Report each line of the records below that uses the word "legend".

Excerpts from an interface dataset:
>>>

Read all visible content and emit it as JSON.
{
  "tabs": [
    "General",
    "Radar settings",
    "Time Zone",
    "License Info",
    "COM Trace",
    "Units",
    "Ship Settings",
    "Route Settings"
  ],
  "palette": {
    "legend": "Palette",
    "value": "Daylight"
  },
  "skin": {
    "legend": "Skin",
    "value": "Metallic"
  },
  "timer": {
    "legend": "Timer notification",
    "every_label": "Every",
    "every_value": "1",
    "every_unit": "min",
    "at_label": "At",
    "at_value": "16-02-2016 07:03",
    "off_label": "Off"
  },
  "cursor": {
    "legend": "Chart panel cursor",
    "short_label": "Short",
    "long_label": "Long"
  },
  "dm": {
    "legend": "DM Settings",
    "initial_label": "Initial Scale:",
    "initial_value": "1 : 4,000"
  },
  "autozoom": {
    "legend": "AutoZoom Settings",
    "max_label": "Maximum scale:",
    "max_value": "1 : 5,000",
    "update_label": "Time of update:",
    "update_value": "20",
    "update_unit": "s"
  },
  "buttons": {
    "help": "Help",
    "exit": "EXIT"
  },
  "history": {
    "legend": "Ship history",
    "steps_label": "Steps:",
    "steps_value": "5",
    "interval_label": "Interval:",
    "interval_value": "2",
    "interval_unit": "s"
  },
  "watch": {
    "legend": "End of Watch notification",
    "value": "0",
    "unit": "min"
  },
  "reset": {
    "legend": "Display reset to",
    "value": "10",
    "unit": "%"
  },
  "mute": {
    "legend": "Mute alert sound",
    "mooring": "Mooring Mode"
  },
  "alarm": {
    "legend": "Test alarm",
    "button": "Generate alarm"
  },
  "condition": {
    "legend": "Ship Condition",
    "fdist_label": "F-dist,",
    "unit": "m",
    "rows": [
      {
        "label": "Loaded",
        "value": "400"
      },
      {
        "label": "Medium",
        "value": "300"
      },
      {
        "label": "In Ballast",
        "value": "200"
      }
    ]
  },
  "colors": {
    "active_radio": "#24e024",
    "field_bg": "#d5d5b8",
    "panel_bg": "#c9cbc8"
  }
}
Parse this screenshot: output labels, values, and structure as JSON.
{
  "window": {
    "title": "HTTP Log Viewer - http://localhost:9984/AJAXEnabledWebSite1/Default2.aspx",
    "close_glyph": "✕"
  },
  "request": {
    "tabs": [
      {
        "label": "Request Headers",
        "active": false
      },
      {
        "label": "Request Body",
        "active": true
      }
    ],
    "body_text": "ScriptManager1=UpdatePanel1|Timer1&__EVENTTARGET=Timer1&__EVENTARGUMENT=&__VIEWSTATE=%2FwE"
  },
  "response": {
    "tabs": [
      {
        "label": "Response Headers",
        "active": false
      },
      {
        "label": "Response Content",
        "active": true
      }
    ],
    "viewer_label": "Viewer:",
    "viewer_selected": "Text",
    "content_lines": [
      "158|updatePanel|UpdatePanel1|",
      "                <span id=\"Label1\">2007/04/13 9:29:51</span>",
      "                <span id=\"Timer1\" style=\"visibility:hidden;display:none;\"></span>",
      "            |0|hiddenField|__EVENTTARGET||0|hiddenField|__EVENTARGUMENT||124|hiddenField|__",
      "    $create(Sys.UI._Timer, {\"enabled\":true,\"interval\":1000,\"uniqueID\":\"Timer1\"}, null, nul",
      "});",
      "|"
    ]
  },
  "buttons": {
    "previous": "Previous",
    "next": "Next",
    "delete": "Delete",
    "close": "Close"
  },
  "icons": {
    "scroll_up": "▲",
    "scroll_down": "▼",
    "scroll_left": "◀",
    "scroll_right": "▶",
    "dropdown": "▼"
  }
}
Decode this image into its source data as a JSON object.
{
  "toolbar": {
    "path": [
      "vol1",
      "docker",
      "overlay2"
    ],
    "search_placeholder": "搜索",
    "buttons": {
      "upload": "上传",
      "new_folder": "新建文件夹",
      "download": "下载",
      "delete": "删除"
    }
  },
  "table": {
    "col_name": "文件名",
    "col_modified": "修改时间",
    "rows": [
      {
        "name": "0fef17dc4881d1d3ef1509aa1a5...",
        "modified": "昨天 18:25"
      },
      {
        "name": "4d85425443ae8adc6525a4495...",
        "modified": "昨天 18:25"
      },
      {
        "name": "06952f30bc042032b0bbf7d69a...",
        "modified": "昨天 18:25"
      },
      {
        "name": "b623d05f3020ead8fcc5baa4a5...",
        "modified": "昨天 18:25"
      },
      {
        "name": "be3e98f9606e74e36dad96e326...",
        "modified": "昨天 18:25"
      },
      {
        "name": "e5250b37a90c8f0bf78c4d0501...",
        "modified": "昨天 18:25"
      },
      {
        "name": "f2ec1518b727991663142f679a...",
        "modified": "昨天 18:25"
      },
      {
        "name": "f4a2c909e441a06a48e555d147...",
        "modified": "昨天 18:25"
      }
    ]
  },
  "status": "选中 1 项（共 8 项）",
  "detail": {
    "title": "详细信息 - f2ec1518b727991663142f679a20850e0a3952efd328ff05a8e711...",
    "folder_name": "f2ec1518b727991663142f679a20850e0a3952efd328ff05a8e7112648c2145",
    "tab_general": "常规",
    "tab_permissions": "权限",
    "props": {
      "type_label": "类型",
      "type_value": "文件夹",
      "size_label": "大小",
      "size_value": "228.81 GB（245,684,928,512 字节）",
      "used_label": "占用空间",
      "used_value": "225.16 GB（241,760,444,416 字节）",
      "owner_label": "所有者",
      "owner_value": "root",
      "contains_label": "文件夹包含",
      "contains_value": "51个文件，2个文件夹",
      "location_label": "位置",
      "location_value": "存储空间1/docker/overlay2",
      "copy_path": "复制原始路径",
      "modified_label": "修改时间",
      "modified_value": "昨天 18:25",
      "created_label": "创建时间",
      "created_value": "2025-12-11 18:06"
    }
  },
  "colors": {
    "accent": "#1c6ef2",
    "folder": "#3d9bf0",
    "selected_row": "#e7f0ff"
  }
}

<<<

Exercise output:
    "legend": "Palette",
    "legend": "Skin",
    "legend": "Timer notification",
    "legend": "Chart panel cursor",
    "legend": "DM Settings",
    "legend": "AutoZoom Settings",
    "legend": "Ship history",
    "legend": "End of Watch notification",
    "legend": "Display reset to",
    "legend": "Mute alert sound",
    "legend": "Test alarm",
    "legend": "Ship Condition",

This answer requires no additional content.